*Work instruction*.
Every line below that contains the word "sender" must be copied.

━━━ Input

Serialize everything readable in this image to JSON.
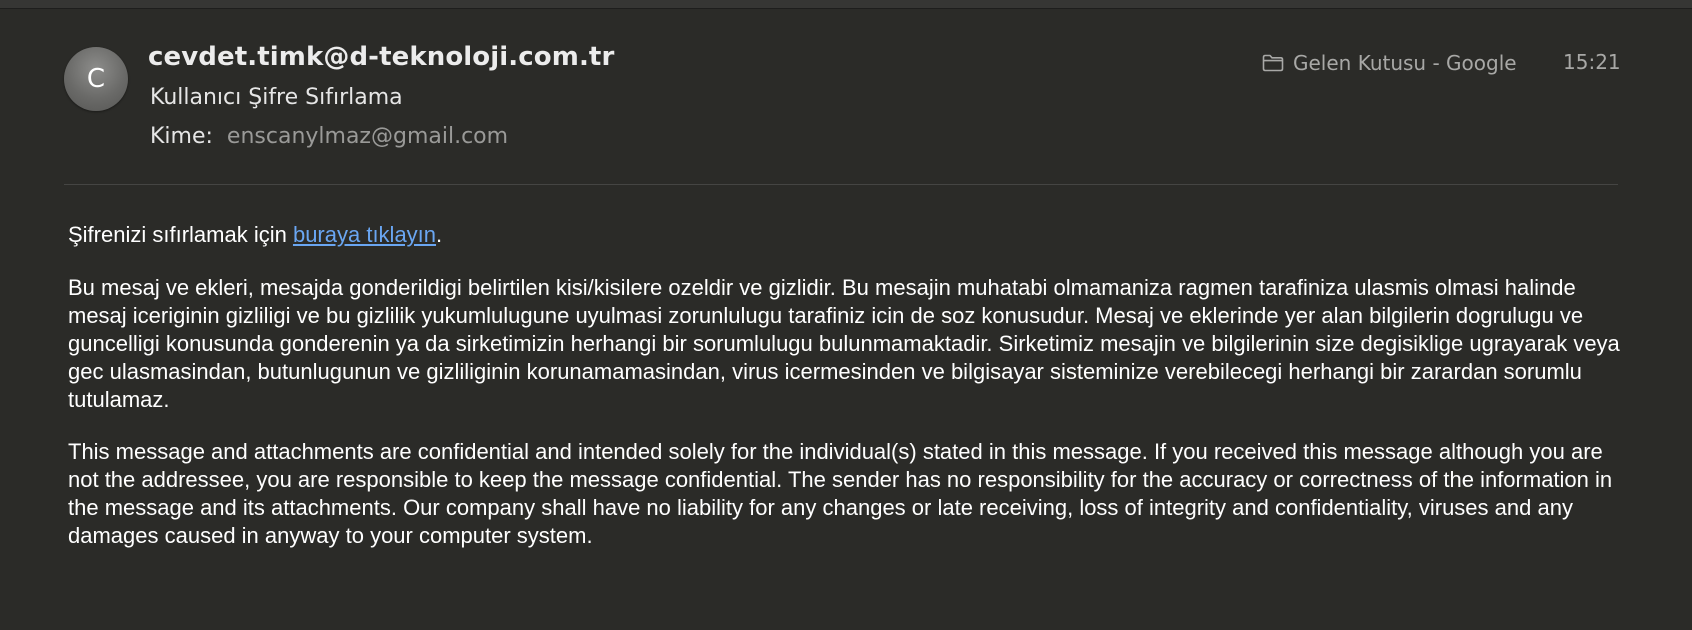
{
  "header": {
    "avatar_initial": "C",
    "sender": "cevdet.timk@d-teknoloji.com.tr",
    "subject": "Kullanıcı Şifre Sıfırlama",
    "to_label": "Kime:",
    "to_value": "enscanylmaz@gmail.com",
    "mailbox": "Gelen Kutusu - Google",
    "mailbox_icon": "folder-icon",
    "time": "15:21"
  },
  "message": {
    "reset_prefix": "Şifrenizi sıfırlamak için ",
    "reset_link": "buraya tıklayın",
    "reset_suffix": ".",
    "disclaimer_tr": "Bu mesaj ve ekleri, mesajda gonderildigi belirtilen kisi/kisilere ozeldir ve gizlidir. Bu mesajin muhatabi olmamaniza ragmen tarafiniza ulasmis olmasi halinde mesaj iceriginin gizliligi ve bu gizlilik yukumlulugune uyulmasi zorunlulugu tarafiniz icin de soz konusudur. Mesaj ve eklerinde yer alan bilgilerin dogrulugu ve guncelligi konusunda gonderenin ya da sirketimizin herhangi bir sorumlulugu bulunmamaktadir. Sirketimiz mesajin ve bilgilerinin size degisiklige ugrayarak veya gec ulasmasindan, butunlugunun ve gizliliginin korunamamasindan, virus icermesinden ve bilgisayar sisteminize verebilecegi herhangi bir zarardan sorumlu tutulamaz.",
    "disclaimer_en": "This message and attachments are confidential and intended solely for the individual(s) stated in this message. If you received this message although you are not the addressee, you are responsible to keep the message confidential. The sender has no responsibility for the accuracy or correctness of the information in the message and its attachments. Our company shall have no liability for any changes or late receiving, loss of integrity and confidentiality, viruses and any damages caused in anyway to your computer system."
  },
  "colors": {
    "background": "#2b2b28",
    "link": "#6aa6f2",
    "muted_text": "#a8a8a6"
  }
}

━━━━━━

*Task solution*.
    "sender": "cevdet.timk@d-teknoloji.com.tr",
    "disclaimer_en": "This message and attachments are confidential and intended solely for the individual(s) stated in this message. If you received this message although you are not the addressee, you are responsible to keep the message confidential. The sender has no responsibility for the accuracy or correctness of the information in the message and its attachments. Our company shall have no liability for any changes or late receiving, loss of integrity and confidentiality, viruses and any damages caused in anyway to your computer system."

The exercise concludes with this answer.